It was the 90s, so I sent him an email. His reply was sincere, with a trace of wistfulness. A few months later I heard he got together with the more age-appropriate Marcella, who was known for being, as they say, physically available, if you catch my drift.

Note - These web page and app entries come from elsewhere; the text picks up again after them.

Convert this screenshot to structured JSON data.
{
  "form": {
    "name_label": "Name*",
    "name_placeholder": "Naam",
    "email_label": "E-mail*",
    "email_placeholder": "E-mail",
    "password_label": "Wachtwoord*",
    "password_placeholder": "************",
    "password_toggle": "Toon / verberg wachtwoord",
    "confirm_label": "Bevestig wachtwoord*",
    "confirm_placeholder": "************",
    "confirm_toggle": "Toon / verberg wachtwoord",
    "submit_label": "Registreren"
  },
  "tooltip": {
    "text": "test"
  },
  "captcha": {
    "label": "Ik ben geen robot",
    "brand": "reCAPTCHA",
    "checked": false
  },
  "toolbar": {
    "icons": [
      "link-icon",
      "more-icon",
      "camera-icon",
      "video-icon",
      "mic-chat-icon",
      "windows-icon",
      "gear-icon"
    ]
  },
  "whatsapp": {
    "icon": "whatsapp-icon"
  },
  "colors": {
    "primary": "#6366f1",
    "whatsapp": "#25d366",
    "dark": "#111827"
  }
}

I never regretted my tryst with Rory. I liked him. But I’ll tell you one thing. I was grateful for my one-piece bathing suit.